Third-Generation Wireless Communication
The objective of the third generation of wireless communication is to provide fairly high-speed wireless communications to support multimedia, data, and video in addition to voice. The ITU's International Mobile Telecommunications for the year 2000 (IMT-2000) initiative has defined the ITU's view of third-generation capabilities as follows:
Voice quality comparable to the public switched telephone network
144 Kbps data rate available to users in high-speed motor vehicles over large areas
384 Kbps available to pedestrians standing or moving slowly over small areas
Support (to be phased in) for 2.048 Mbps for office use
Support for both packet-switched and circuit-switched data services
An adaptive interface to the Internet to reflect efficiently the common asymmetry between inbound and outbound traffic
More efficient use of the available spectrum in general
Support for a wide variety of mobile equipment
Flexibility to allow the introduction of new services and technologies
More generally, one of the driving forces of modern communication technology is the trend toward universal personal telecommunications and universal communications access. The first concept refers to the ability of a person to identify himself or herself easily and use conveniently any communication system in an entire country, over a continent, or even globally, in terms of a single account. The second refers to the capability of using one's terminal in a wide variety of environments to connect to information services (for example, to have a portable terminal that will work in the office, on the street, and on airplanes equally well). This revolution in personal computing will obviously involve wireless communication in a fundamental way. The GSM cellular telephony, with its subscriber identity module, for example, is a large step toward these goals.
Personal communications services (PCSs) and personal communication networks (PCNs) are names attached to these concepts of global wireless communications, and they also form objectives for third-generation wireless.
Generally, the technology planned is digital, using time-division multiple access or code-division multiple access to provide efficient use of the spectrum and high capacity.
PCS handsets are designed to be low-power and relatively small and light. Efforts are being made internationally to allow the same terminals to be used worldwide. Worldwide frequency allocations have been made for second-generation cordless telephones (CT-2) in the 800 MHz region and for more advanced personal communications in the 1.72.2 GHz region of the spectrum.
The 1992 World Administrative Radio Conference (WARC 92) resulted in worldwide allocations for future public land mobile telecommunications systems (FPLMTS). This concept includes both terrestrial and satellite-based services. In addition, allocations were made for low-earth-orbiting (LEO) satellite services that can be used to support personal communications.
Some proposed technologies that come under the umbrella of PCS are American Digital Cellular System, Japanese Digital Cellular System, second-generation cordless telephones (CT-2), the European Community's General Speciale Mobile (GSM) for digital cellular service, and Digital European Cordless Telephone (DECT). These technologies involve advanced wireless telephony, which may be supported by LEO satellites and geostationary satellites, as well as by terrestrial antennas.
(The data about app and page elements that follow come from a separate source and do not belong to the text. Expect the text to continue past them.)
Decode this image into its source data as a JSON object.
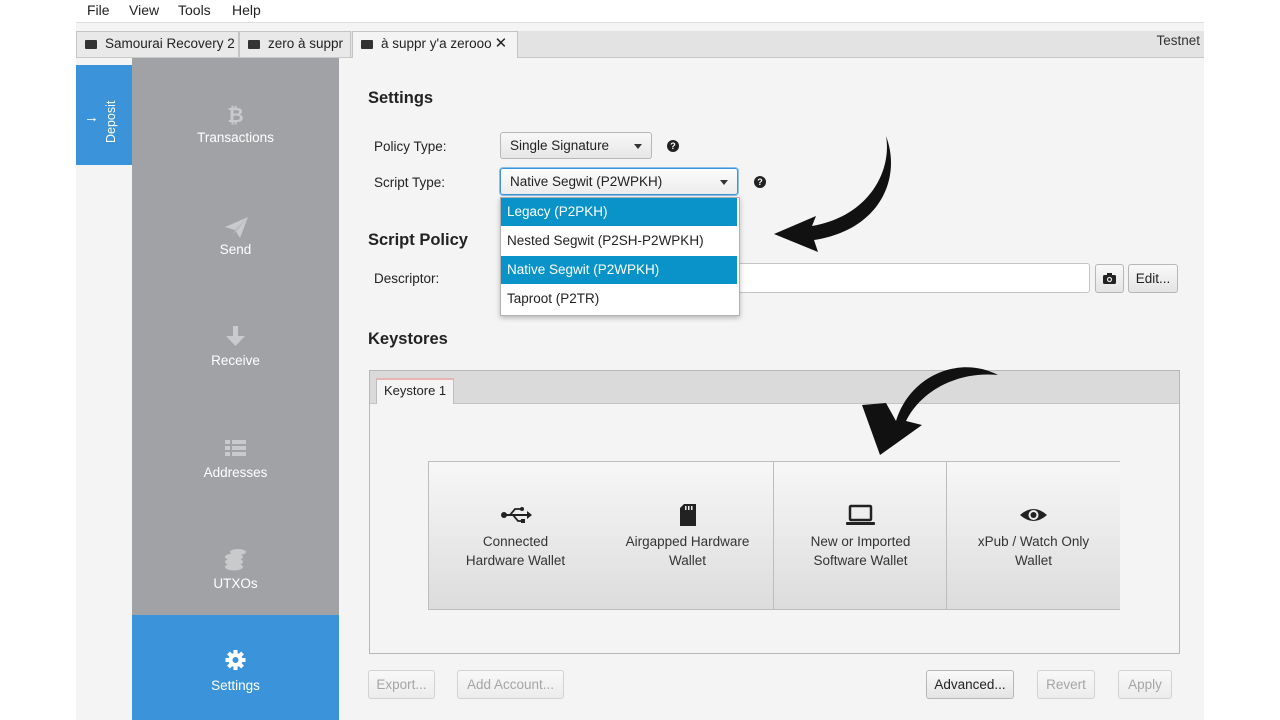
{
  "menu": [
    "File",
    "View",
    "Tools",
    "Help"
  ],
  "tabs": [
    {
      "label": "Samourai Recovery 2"
    },
    {
      "label": "zero à suppr"
    },
    {
      "label": "à suppr y'a zerooo",
      "close": "✕"
    }
  ],
  "network": "Testnet",
  "deposit": {
    "label": "Deposit"
  },
  "nav": [
    {
      "label": "Transactions",
      "icon": "bitcoin-icon"
    },
    {
      "label": "Send",
      "icon": "paper-plane-icon"
    },
    {
      "label": "Receive",
      "icon": "arrow-down-icon"
    },
    {
      "label": "Addresses",
      "icon": "list-icon"
    },
    {
      "label": "UTXOs",
      "icon": "coins-icon"
    },
    {
      "label": "Settings",
      "icon": "gear-icon",
      "active": true
    }
  ],
  "settings": {
    "title": "Settings",
    "policy_type": {
      "label": "Policy Type:",
      "value": "Single Signature"
    },
    "script_type": {
      "label": "Script Type:",
      "value": "Native Segwit (P2WPKH)",
      "options": [
        "Legacy (P2PKH)",
        "Nested Segwit (P2SH-P2WPKH)",
        "Native Segwit (P2WPKH)",
        "Taproot (P2TR)"
      ]
    }
  },
  "script_policy": {
    "title": "Script Policy",
    "descriptor_label": "Descriptor:",
    "edit_button": "Edit...",
    "camera_icon": "camera-icon"
  },
  "keystores": {
    "title": "Keystores",
    "tab": "Keystore 1",
    "import_options": [
      {
        "line1": "Connected",
        "line2": "Hardware Wallet",
        "icon": "usb-icon"
      },
      {
        "line1": "Airgapped Hardware",
        "line2": "Wallet",
        "icon": "sd-card-icon"
      },
      {
        "line1": "New or Imported",
        "line2": "Software Wallet",
        "icon": "laptop-icon"
      },
      {
        "line1": "xPub / Watch Only",
        "line2": "Wallet",
        "icon": "eye-icon"
      }
    ]
  },
  "footer": {
    "export": "Export...",
    "add_account": "Add Account...",
    "advanced": "Advanced...",
    "revert": "Revert",
    "apply": "Apply"
  },
  "colors": {
    "accent": "#3b94d9",
    "sidebar": "#a0a2a5",
    "highlight": "#0a93c9"
  }
}
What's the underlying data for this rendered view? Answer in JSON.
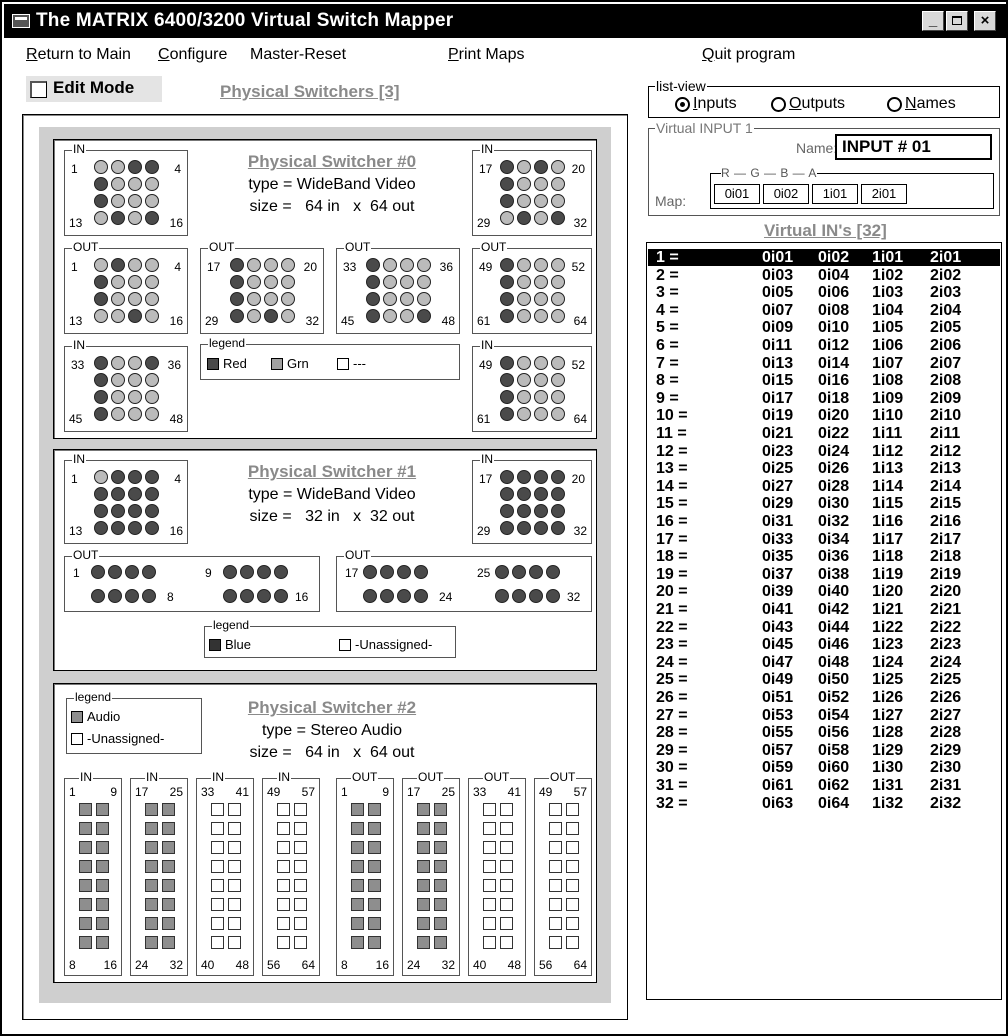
{
  "window": {
    "title": "The MATRIX 6400/3200 Virtual Switch Mapper"
  },
  "menu": {
    "return_main": {
      "u": "R",
      "rest": "eturn to Main"
    },
    "configure": {
      "u": "C",
      "rest": "onfigure"
    },
    "master_reset": "Master-Reset",
    "print_maps": {
      "u": "P",
      "rest": "rint Maps"
    },
    "quit": {
      "u": "Q",
      "rest": "uit program"
    }
  },
  "edit_mode": {
    "label": "Edit Mode",
    "checked": false
  },
  "physical_header": "Physical Switchers [3]",
  "switchers": [
    {
      "title": "Physical Switcher #0",
      "type": "type = WideBand Video",
      "size": "size =   64 in   x  64 out",
      "legend": {
        "caption": "legend",
        "items": [
          {
            "label": "Red",
            "color": "#4a4a4a"
          },
          {
            "label": "Grn",
            "color": "#a0a0a0"
          },
          {
            "label": "---",
            "color": "#ffffff"
          }
        ]
      },
      "groups": [
        {
          "cap": "IN",
          "a": "1",
          "b": "4",
          "c": "13",
          "d": "16"
        },
        {
          "cap": "IN",
          "a": "17",
          "b": "20",
          "c": "29",
          "d": "32"
        },
        {
          "cap": "OUT",
          "a": "1",
          "b": "4",
          "c": "13",
          "d": "16"
        },
        {
          "cap": "OUT",
          "a": "17",
          "b": "20",
          "c": "29",
          "d": "32"
        },
        {
          "cap": "OUT",
          "a": "33",
          "b": "36",
          "c": "45",
          "d": "48"
        },
        {
          "cap": "OUT",
          "a": "49",
          "b": "52",
          "c": "61",
          "d": "64"
        },
        {
          "cap": "IN",
          "a": "33",
          "b": "36",
          "c": "45",
          "d": "48"
        },
        {
          "cap": "IN",
          "a": "49",
          "b": "52",
          "c": "61",
          "d": "64"
        }
      ]
    },
    {
      "title": "Physical Switcher #1",
      "type": "type = WideBand Video",
      "size": "size =   32 in   x  32 out",
      "legend": {
        "caption": "legend",
        "items": [
          {
            "label": "Blue",
            "color": "#333333"
          },
          {
            "label": "-Unassigned-",
            "color": "#ffffff"
          }
        ]
      },
      "groups": [
        {
          "cap": "IN",
          "a": "1",
          "b": "4",
          "c": "13",
          "d": "16"
        },
        {
          "cap": "IN",
          "a": "17",
          "b": "20",
          "c": "29",
          "d": "32"
        },
        {
          "cap": "OUT",
          "a": "1",
          "b": "9",
          "c": "8",
          "d": "16"
        },
        {
          "cap": "OUT",
          "a": "17",
          "b": "25",
          "c": "24",
          "d": "32"
        }
      ]
    },
    {
      "title": "Physical Switcher #2",
      "type": "type = Stereo Audio",
      "size": "size =   64 in   x  64 out",
      "legend": {
        "caption": "legend",
        "items": [
          {
            "label": "Audio",
            "color": "#8e8e8e"
          },
          {
            "label": "-Unassigned-",
            "color": "#ffffff"
          }
        ]
      },
      "groups": [
        {
          "cap": "IN",
          "a": "1",
          "b": "9",
          "c": "8",
          "d": "16",
          "filled": true
        },
        {
          "cap": "IN",
          "a": "17",
          "b": "25",
          "c": "24",
          "d": "32",
          "filled": true
        },
        {
          "cap": "IN",
          "a": "33",
          "b": "41",
          "c": "40",
          "d": "48",
          "filled": false
        },
        {
          "cap": "IN",
          "a": "49",
          "b": "57",
          "c": "56",
          "d": "64",
          "filled": false
        },
        {
          "cap": "OUT",
          "a": "1",
          "b": "9",
          "c": "8",
          "d": "16",
          "filled": true
        },
        {
          "cap": "OUT",
          "a": "17",
          "b": "25",
          "c": "24",
          "d": "32",
          "filled": true
        },
        {
          "cap": "OUT",
          "a": "33",
          "b": "41",
          "c": "40",
          "d": "48",
          "filled": false
        },
        {
          "cap": "OUT",
          "a": "49",
          "b": "57",
          "c": "56",
          "d": "64",
          "filled": false
        }
      ]
    }
  ],
  "list_view": {
    "caption": "list-view",
    "selected": "Inputs",
    "options": [
      {
        "u": "I",
        "rest": "nputs"
      },
      {
        "u": "O",
        "rest": "utputs"
      },
      {
        "u": "N",
        "rest": "ames"
      }
    ]
  },
  "virtual_input": {
    "caption": "Virtual INPUT 1",
    "name_label": "Name:",
    "name_value": "INPUT #  01",
    "map_label": "Map:",
    "map_letters": "R — G — B — A",
    "map": [
      "0i01",
      "0i02",
      "1i01",
      "2i01"
    ]
  },
  "virtual_ins_header": "Virtual IN's [32]",
  "virtual_ins": [
    [
      "1 =",
      "0i01",
      "0i02",
      "1i01",
      "2i01"
    ],
    [
      "2 =",
      "0i03",
      "0i04",
      "1i02",
      "2i02"
    ],
    [
      "3 =",
      "0i05",
      "0i06",
      "1i03",
      "2i03"
    ],
    [
      "4 =",
      "0i07",
      "0i08",
      "1i04",
      "2i04"
    ],
    [
      "5 =",
      "0i09",
      "0i10",
      "1i05",
      "2i05"
    ],
    [
      "6 =",
      "0i11",
      "0i12",
      "1i06",
      "2i06"
    ],
    [
      "7 =",
      "0i13",
      "0i14",
      "1i07",
      "2i07"
    ],
    [
      "8 =",
      "0i15",
      "0i16",
      "1i08",
      "2i08"
    ],
    [
      "9 =",
      "0i17",
      "0i18",
      "1i09",
      "2i09"
    ],
    [
      "10 =",
      "0i19",
      "0i20",
      "1i10",
      "2i10"
    ],
    [
      "11 =",
      "0i21",
      "0i22",
      "1i11",
      "2i11"
    ],
    [
      "12 =",
      "0i23",
      "0i24",
      "1i12",
      "2i12"
    ],
    [
      "13 =",
      "0i25",
      "0i26",
      "1i13",
      "2i13"
    ],
    [
      "14 =",
      "0i27",
      "0i28",
      "1i14",
      "2i14"
    ],
    [
      "15 =",
      "0i29",
      "0i30",
      "1i15",
      "2i15"
    ],
    [
      "16 =",
      "0i31",
      "0i32",
      "1i16",
      "2i16"
    ],
    [
      "17 =",
      "0i33",
      "0i34",
      "1i17",
      "2i17"
    ],
    [
      "18 =",
      "0i35",
      "0i36",
      "1i18",
      "2i18"
    ],
    [
      "19 =",
      "0i37",
      "0i38",
      "1i19",
      "2i19"
    ],
    [
      "20 =",
      "0i39",
      "0i40",
      "1i20",
      "2i20"
    ],
    [
      "21 =",
      "0i41",
      "0i42",
      "1i21",
      "2i21"
    ],
    [
      "22 =",
      "0i43",
      "0i44",
      "1i22",
      "2i22"
    ],
    [
      "23 =",
      "0i45",
      "0i46",
      "1i23",
      "2i23"
    ],
    [
      "24 =",
      "0i47",
      "0i48",
      "1i24",
      "2i24"
    ],
    [
      "25 =",
      "0i49",
      "0i50",
      "1i25",
      "2i25"
    ],
    [
      "26 =",
      "0i51",
      "0i52",
      "1i26",
      "2i26"
    ],
    [
      "27 =",
      "0i53",
      "0i54",
      "1i27",
      "2i27"
    ],
    [
      "28 =",
      "0i55",
      "0i56",
      "1i28",
      "2i28"
    ],
    [
      "29 =",
      "0i57",
      "0i58",
      "1i29",
      "2i29"
    ],
    [
      "30 =",
      "0i59",
      "0i60",
      "1i30",
      "2i30"
    ],
    [
      "31 =",
      "0i61",
      "0i62",
      "1i31",
      "2i31"
    ],
    [
      "32 =",
      "0i63",
      "0i64",
      "1i32",
      "2i32"
    ]
  ],
  "icons": {
    "app": "app-window-icon",
    "minimize": "minimize-icon",
    "maximize": "maximize-icon",
    "close": "close-icon"
  }
}
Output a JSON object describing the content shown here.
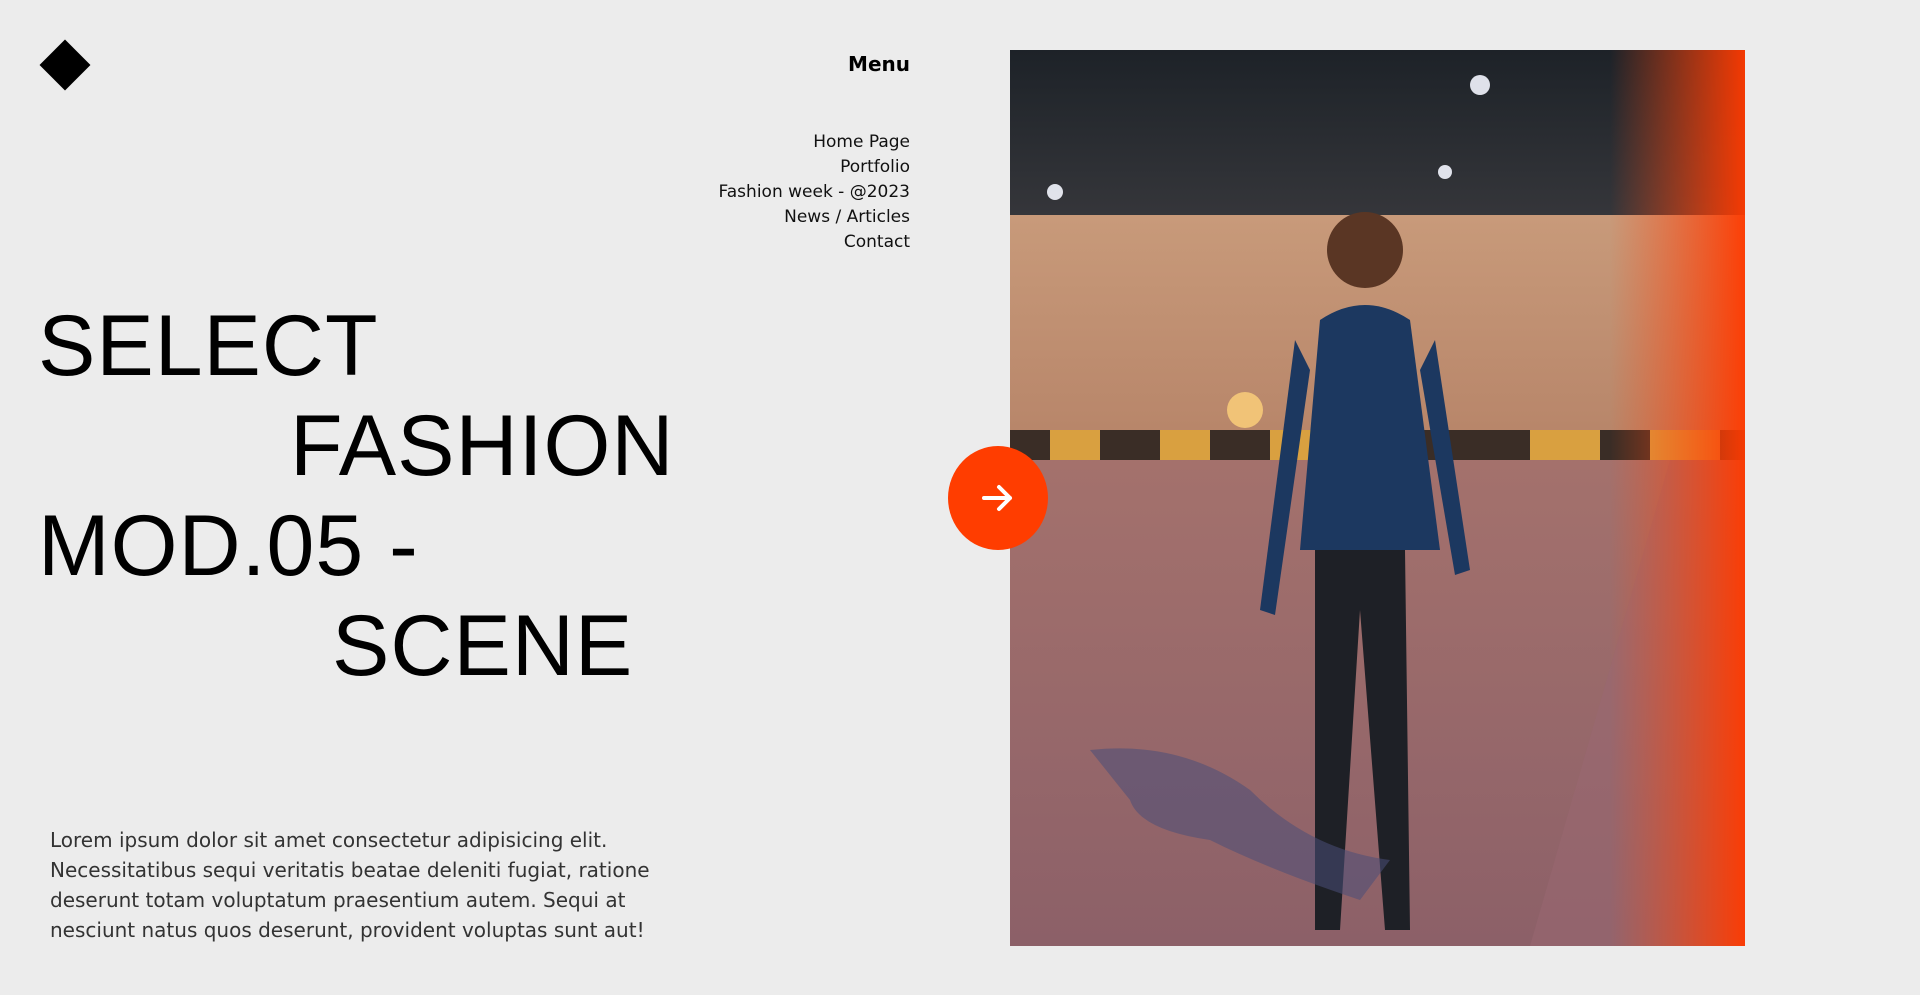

The technology is developing rapidly. One desirable third-generation capability is mobile telephone and mobile terminals that can access web services.